| MATERIAL PROVIDED |

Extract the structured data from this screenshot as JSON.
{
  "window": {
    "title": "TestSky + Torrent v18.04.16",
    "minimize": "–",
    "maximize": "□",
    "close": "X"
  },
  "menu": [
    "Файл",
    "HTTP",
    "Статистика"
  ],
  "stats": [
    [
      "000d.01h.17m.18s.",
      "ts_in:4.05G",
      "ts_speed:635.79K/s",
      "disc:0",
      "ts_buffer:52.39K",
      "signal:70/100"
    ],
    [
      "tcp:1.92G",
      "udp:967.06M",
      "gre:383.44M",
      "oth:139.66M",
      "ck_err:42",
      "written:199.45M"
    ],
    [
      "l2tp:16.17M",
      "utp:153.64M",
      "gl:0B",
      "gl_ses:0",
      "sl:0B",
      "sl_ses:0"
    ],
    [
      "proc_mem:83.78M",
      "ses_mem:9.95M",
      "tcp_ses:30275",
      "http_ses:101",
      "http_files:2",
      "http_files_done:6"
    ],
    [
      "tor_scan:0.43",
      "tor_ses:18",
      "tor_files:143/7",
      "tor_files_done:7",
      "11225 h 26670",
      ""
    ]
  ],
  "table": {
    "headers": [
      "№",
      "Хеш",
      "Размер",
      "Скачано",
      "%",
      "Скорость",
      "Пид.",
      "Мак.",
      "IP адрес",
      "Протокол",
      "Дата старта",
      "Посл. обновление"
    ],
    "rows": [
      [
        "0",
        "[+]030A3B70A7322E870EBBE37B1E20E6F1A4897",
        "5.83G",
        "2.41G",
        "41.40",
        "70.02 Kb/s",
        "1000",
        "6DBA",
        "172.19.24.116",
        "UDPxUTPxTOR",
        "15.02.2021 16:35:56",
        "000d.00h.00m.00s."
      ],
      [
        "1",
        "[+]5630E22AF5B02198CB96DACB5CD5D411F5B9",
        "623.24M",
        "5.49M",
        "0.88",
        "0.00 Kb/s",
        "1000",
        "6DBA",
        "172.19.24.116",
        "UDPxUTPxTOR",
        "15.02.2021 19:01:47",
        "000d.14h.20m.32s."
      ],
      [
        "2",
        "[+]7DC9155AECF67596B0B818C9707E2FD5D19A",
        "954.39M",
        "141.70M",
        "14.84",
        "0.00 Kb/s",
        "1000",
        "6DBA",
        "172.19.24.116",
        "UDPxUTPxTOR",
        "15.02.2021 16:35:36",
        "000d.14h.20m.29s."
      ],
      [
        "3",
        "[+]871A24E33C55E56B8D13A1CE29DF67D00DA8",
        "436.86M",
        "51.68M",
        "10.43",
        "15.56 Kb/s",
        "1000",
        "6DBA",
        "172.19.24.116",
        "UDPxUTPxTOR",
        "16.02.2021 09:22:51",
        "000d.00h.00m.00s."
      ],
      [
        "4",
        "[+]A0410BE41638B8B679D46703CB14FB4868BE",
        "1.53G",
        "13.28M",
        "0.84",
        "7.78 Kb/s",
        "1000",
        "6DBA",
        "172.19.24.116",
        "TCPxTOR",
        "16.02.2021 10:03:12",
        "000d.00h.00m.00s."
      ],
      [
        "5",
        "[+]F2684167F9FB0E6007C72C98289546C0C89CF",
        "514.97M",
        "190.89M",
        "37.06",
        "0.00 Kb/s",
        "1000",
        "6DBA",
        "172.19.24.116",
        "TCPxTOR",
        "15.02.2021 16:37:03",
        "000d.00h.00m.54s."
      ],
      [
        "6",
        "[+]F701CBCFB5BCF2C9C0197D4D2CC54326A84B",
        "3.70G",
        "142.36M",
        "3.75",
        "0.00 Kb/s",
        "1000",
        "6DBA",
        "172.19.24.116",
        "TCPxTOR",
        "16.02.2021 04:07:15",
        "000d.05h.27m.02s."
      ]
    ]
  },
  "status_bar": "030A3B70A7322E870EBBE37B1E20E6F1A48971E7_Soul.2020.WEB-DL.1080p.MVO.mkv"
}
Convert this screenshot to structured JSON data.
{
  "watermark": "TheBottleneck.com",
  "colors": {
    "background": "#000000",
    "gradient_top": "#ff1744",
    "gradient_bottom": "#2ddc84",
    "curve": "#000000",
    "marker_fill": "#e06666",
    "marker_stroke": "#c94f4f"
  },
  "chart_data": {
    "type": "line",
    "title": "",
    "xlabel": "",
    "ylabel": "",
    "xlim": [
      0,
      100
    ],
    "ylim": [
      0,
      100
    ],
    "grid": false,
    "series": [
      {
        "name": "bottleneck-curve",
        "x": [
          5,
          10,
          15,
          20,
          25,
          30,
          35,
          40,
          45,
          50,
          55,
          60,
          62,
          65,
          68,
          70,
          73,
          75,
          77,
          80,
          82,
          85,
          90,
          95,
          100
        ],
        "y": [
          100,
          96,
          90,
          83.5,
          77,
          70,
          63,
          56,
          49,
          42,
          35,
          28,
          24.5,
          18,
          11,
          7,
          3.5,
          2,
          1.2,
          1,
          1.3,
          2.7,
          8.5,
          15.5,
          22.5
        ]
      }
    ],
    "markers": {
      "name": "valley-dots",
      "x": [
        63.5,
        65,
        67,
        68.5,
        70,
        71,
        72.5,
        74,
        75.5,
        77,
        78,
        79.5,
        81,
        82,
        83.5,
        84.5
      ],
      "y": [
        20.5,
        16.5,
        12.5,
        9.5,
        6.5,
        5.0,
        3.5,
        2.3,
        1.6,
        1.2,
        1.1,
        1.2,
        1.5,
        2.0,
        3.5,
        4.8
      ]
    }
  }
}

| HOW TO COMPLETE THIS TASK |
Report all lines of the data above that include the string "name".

| EXERCISE ANSWER |
        "name": "bottleneck-curve",
      "name": "valley-dots",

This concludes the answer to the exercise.